Best Practice: As displayed by Jessie Weiß in a recent Story, Jessie used her platform to share an unsponsored post highlighting small local businesses alongside the tags #stayhomestaysocial and #stayhomestaychic. This is not only a great way to offer styling tips but also to share kindness and support to your community.

#stayathomestaysocial_Journelles

Photo credit: Journelles Instagram Stories 

Be mindful of your tone of voice

You never know what your followers may be going through. Now is the perfect time to be as open and humane as possible. Use the opportunity given to us to stay still and start an open conversation. Use emojis that are neutral and comforting as opposed to unwelcome reminders, panic alarms or illness.

Best practise: One such example comes from Lisa from Blogger Bazaar, who recently featured an image with a line in the caption saying, “just in time to stay home and get cozy”. While this references the current events, it combines the product and a message without focusing too much attention on the negative.

blogger-bazaar-coronavirus_Collabary

Photo Credit: blogger-bazaar

 

Don’t

Don’t be sarcastic or downplay the situation with jokes.

As mentioned above, you never know who may have been or will be affected by the unfolding of these events, so it’s not worth being on the wrong side of history by opening yourself up to potential criticism. Remember that this has already caused immeasurable heartbreak and many do not see anything to laugh about.

Don’t enflame the situation.

Avoid words like virus, panic, stress, pandemic, and isolation if unnecessary. Don’t give the impression of screaming or shouting, and avoid the overuse of exclamation marks. Avoid references to going outdoors, better times in the sun, and the promise of Spring. These only fuel discomfort and emphasize the unhelpful notion that life could be better.

Don’t exploit the negativity of the situation.

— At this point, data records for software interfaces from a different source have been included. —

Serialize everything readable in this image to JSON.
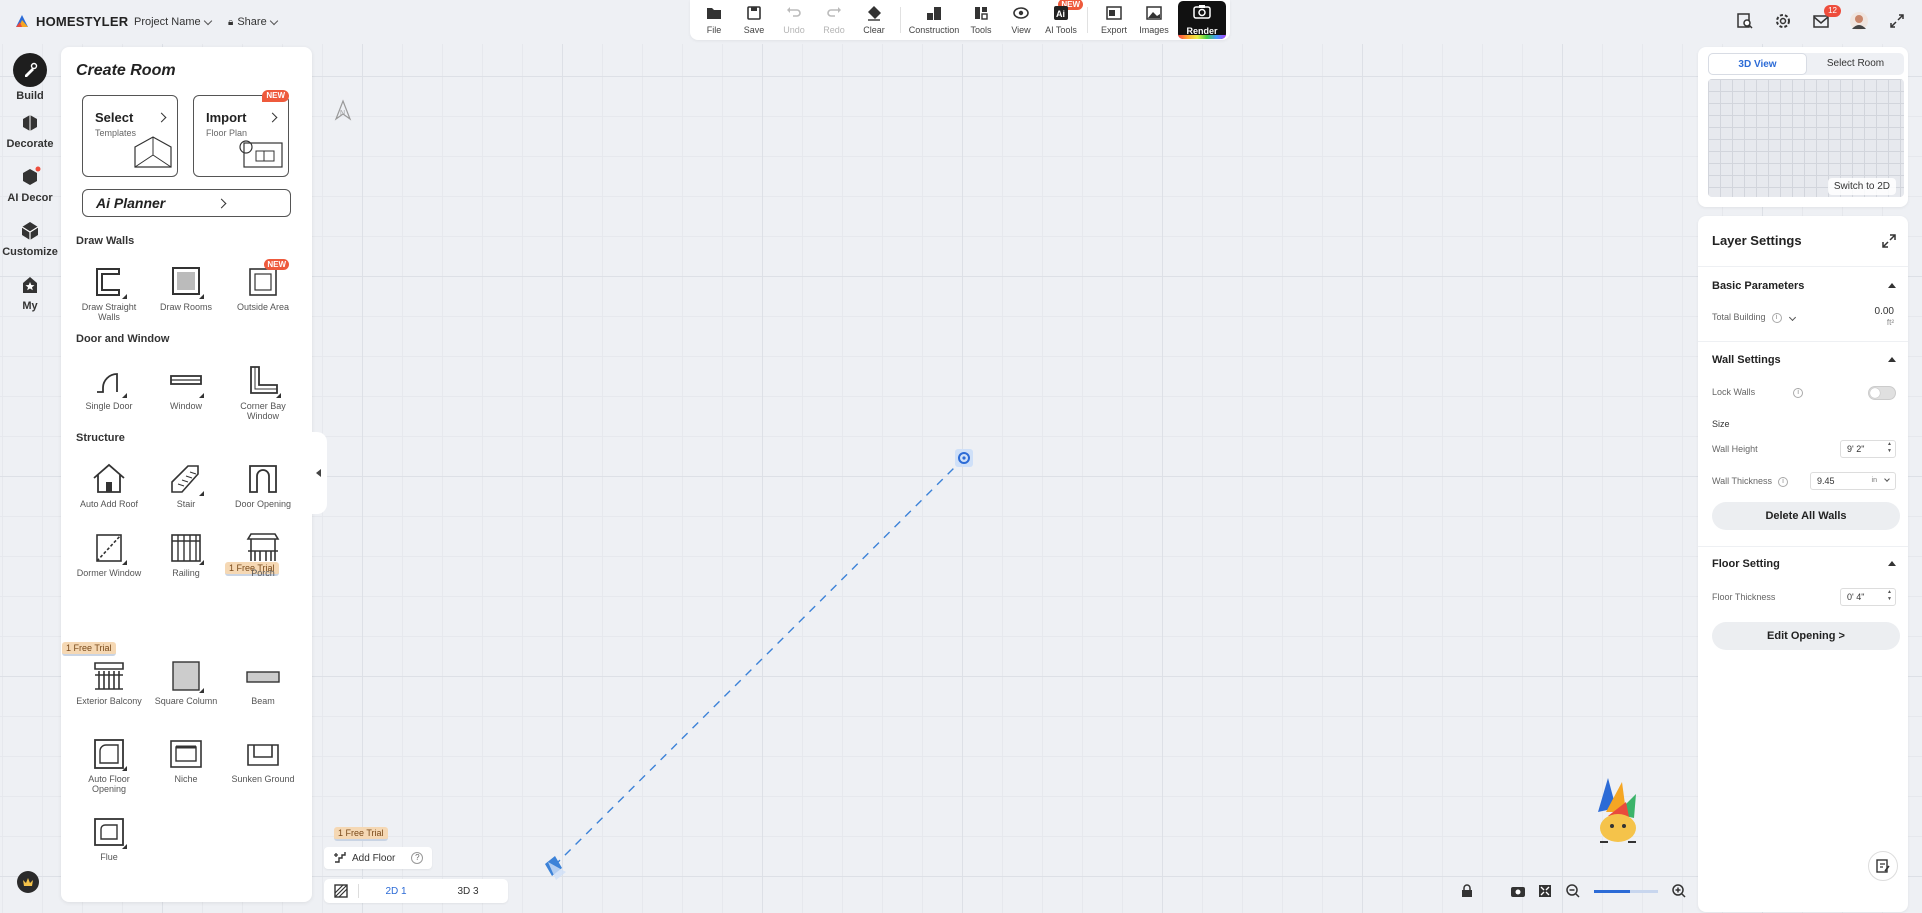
{
  "app": {
    "brand": "HOMESTYLER",
    "project_name": "Project Name",
    "share": "Share",
    "notifications": "12"
  },
  "toolbar": [
    {
      "id": "file",
      "label": "File"
    },
    {
      "id": "save",
      "label": "Save"
    },
    {
      "id": "undo",
      "label": "Undo",
      "disabled": true
    },
    {
      "id": "redo",
      "label": "Redo",
      "disabled": true
    },
    {
      "id": "clear",
      "label": "Clear"
    },
    {
      "id": "construction",
      "label": "Construction"
    },
    {
      "id": "tools",
      "label": "Tools"
    },
    {
      "id": "view",
      "label": "View"
    },
    {
      "id": "ai-tools",
      "label": "AI Tools",
      "badge": "NEW"
    },
    {
      "id": "export",
      "label": "Export"
    },
    {
      "id": "images",
      "label": "Images"
    },
    {
      "id": "render",
      "label": "Render"
    }
  ],
  "leftnav": [
    {
      "label": "Build",
      "icon": "build-icon",
      "active": true
    },
    {
      "label": "Decorate",
      "icon": "decorate-icon"
    },
    {
      "label": "AI Decor",
      "icon": "ai-decor-icon"
    },
    {
      "label": "Customize",
      "icon": "customize-icon"
    },
    {
      "label": "My",
      "icon": "my-icon"
    }
  ],
  "panel": {
    "title": "Create Room",
    "select": {
      "title": "Select",
      "subtitle": "Templates"
    },
    "import": {
      "title": "Import",
      "subtitle": "Floor Plan",
      "badge": "NEW"
    },
    "ai_planner": "Ai Planner",
    "sections": {
      "walls": "Draw Walls",
      "door_window": "Door and Window",
      "structure": "Structure"
    },
    "walls": [
      "Draw Straight Walls",
      "Draw Rooms",
      "Outside Area"
    ],
    "walls_new_badge": "NEW",
    "doors": [
      "Single Door",
      "Window",
      "Corner Bay Window"
    ],
    "structure": [
      "Auto Add Roof",
      "Stair",
      "Door Opening",
      "Dormer Window",
      "Railing",
      "Porch",
      "Exterior Balcony",
      "Square Column",
      "Beam",
      "Auto Floor Opening",
      "Niche",
      "Sunken Ground",
      "Flue"
    ],
    "trial": "1 Free Trial"
  },
  "right": {
    "tab_3d": "3D View",
    "tab_select": "Select Room",
    "switch_2d": "Switch to 2D",
    "layer_title": "Layer Settings",
    "basic_params": "Basic Parameters",
    "total_building": "Total Building",
    "total_value": "0.00",
    "total_unit": "ft²",
    "wall_settings": "Wall Settings",
    "lock_walls": "Lock Walls",
    "size": "Size",
    "wall_height": "Wall Height",
    "wall_height_value": "9' 2\"",
    "wall_thickness": "Wall Thickness",
    "wall_thickness_value": "9.45",
    "wall_thickness_unit": "in",
    "delete_walls": "Delete All Walls",
    "floor_setting": "Floor Setting",
    "floor_thickness": "Floor Thickness",
    "floor_thickness_value": "0' 4\"",
    "edit_opening": "Edit Opening >"
  },
  "bottom": {
    "trial": "1 Free Trial",
    "add_floor": "Add Floor",
    "help": "?",
    "view_2d": "2D 1",
    "view_3d": "3D 3"
  },
  "colors": {
    "accent": "#2c6bd6",
    "new_badge": "#ee5a3c",
    "trial_bg": "#f5d8b4"
  }
}
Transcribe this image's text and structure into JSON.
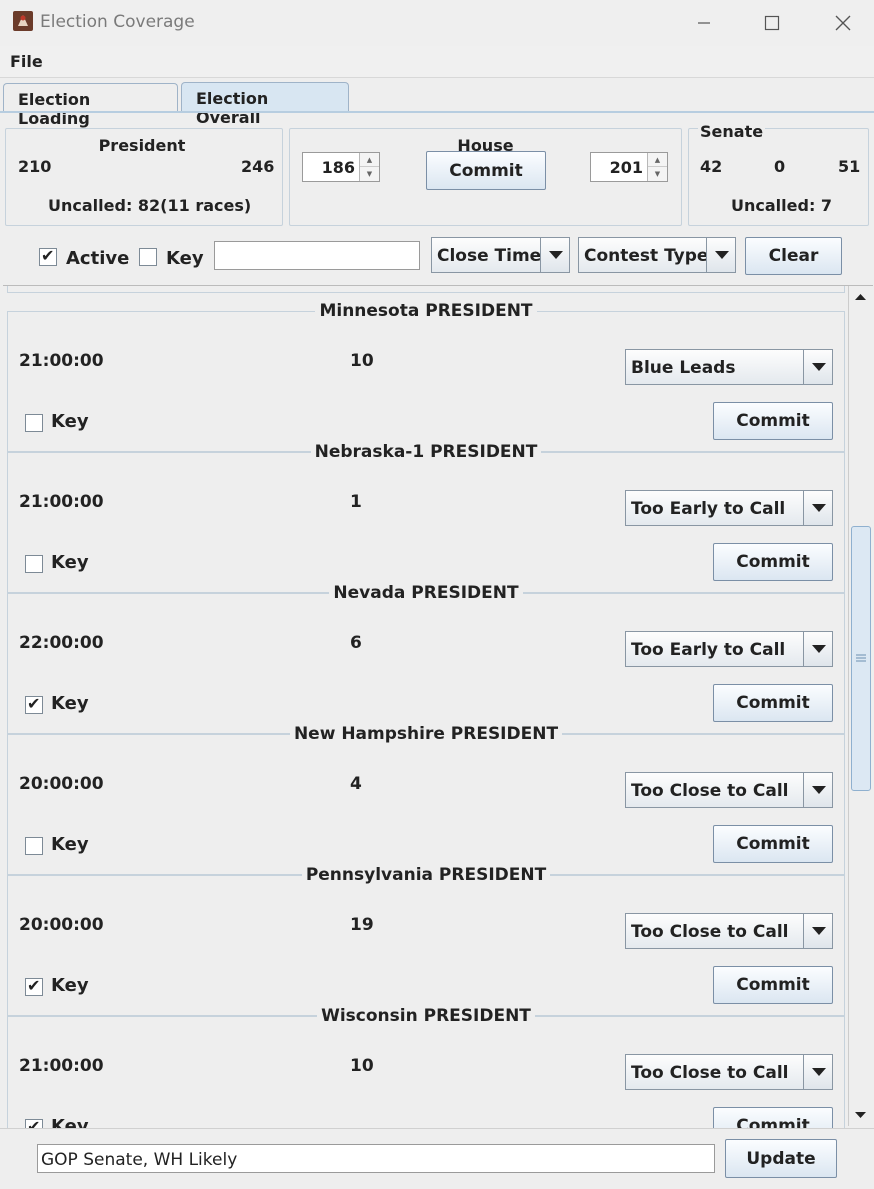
{
  "window": {
    "title": "Election Coverage",
    "icon": "app-java-icon"
  },
  "menu": {
    "file": "File"
  },
  "tabs": [
    {
      "label": "Election Loading",
      "selected": false
    },
    {
      "label": "Election Overall",
      "selected": true
    }
  ],
  "president": {
    "title": "President",
    "left": "210",
    "right": "246",
    "uncalled": "Uncalled: 82(11 races)"
  },
  "house": {
    "title": "House",
    "left_value": "186",
    "right_value": "201",
    "commit": "Commit"
  },
  "senate": {
    "title": "Senate",
    "left": "42",
    "middle": "0",
    "right": "51",
    "uncalled": "Uncalled: 7"
  },
  "filters": {
    "active_label": "Active",
    "active_checked": true,
    "key_label": "Key",
    "key_checked": false,
    "search_value": "",
    "close_time": "Close Time",
    "contest_type": "Contest Type",
    "clear": "Clear"
  },
  "races": [
    {
      "title": "Minnesota PRESIDENT",
      "time": "21:00:00",
      "ev": "10",
      "status": "Blue Leads",
      "key_label": "Key",
      "key": false,
      "commit": "Commit"
    },
    {
      "title": "Nebraska-1 PRESIDENT",
      "time": "21:00:00",
      "ev": "1",
      "status": "Too Early to Call",
      "key_label": "Key",
      "key": false,
      "commit": "Commit"
    },
    {
      "title": "Nevada PRESIDENT",
      "time": "22:00:00",
      "ev": "6",
      "status": "Too Early to Call",
      "key_label": "Key",
      "key": true,
      "commit": "Commit"
    },
    {
      "title": "New Hampshire PRESIDENT",
      "time": "20:00:00",
      "ev": "4",
      "status": "Too Close to Call",
      "key_label": "Key",
      "key": false,
      "commit": "Commit"
    },
    {
      "title": "Pennsylvania PRESIDENT",
      "time": "20:00:00",
      "ev": "19",
      "status": "Too Close to Call",
      "key_label": "Key",
      "key": true,
      "commit": "Commit"
    },
    {
      "title": "Wisconsin PRESIDENT",
      "time": "21:00:00",
      "ev": "10",
      "status": "Too Close to Call",
      "key_label": "Key",
      "key": true,
      "commit": "Commit"
    }
  ],
  "bottom": {
    "headline": "GOP Senate, WH Likely",
    "update": "Update"
  },
  "colors": {
    "tab_selected": "#d8e6f2",
    "button_border": "#7b8fa6",
    "panel_border": "#c6d2dc"
  }
}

Try not to capitalize on the discomfort that people are experiencing, i.e. “are you bored at home?” or “don’t know what to do?” It’s better to instead highlight the benefits of a product as opposed to connecting it to a salve for boredom or anguish. Also, avoid urgency wording like “last chance”, “hurry”, “this is what you need” or “buy before it’s too late”.

 Don’t share images of affected hotspots.

If you have images taken in Italy or China, now might not be the time to share them. Audiences are likely associating these places with the outbreak, and showing a product in those areas is unlikely to inspire sales but in fact, do the opposite.

Don’t share photos taken in populated public spaces.

Avoid sharing images showing large groups of people. Don’t post photos that refer to holidays or travels, like people in swimwear at the beach or at airports. Avoid images that refer to outside closed locations like bars, restaurants, and festivals. 

Final Thoughts

Browsing through social media these days, reminds us every day that there is nothing more powerful than hope and community. Now is the time for us all to spread the right message, be there for each other and stay positive. This is a situation that calls for honesty and transparency, and we all need to do our best to communicate this to each other effectively. We are going to get through this, and we are going to get through it together.

If you have any questions or concerns please get in touch with us at hello@collabary.com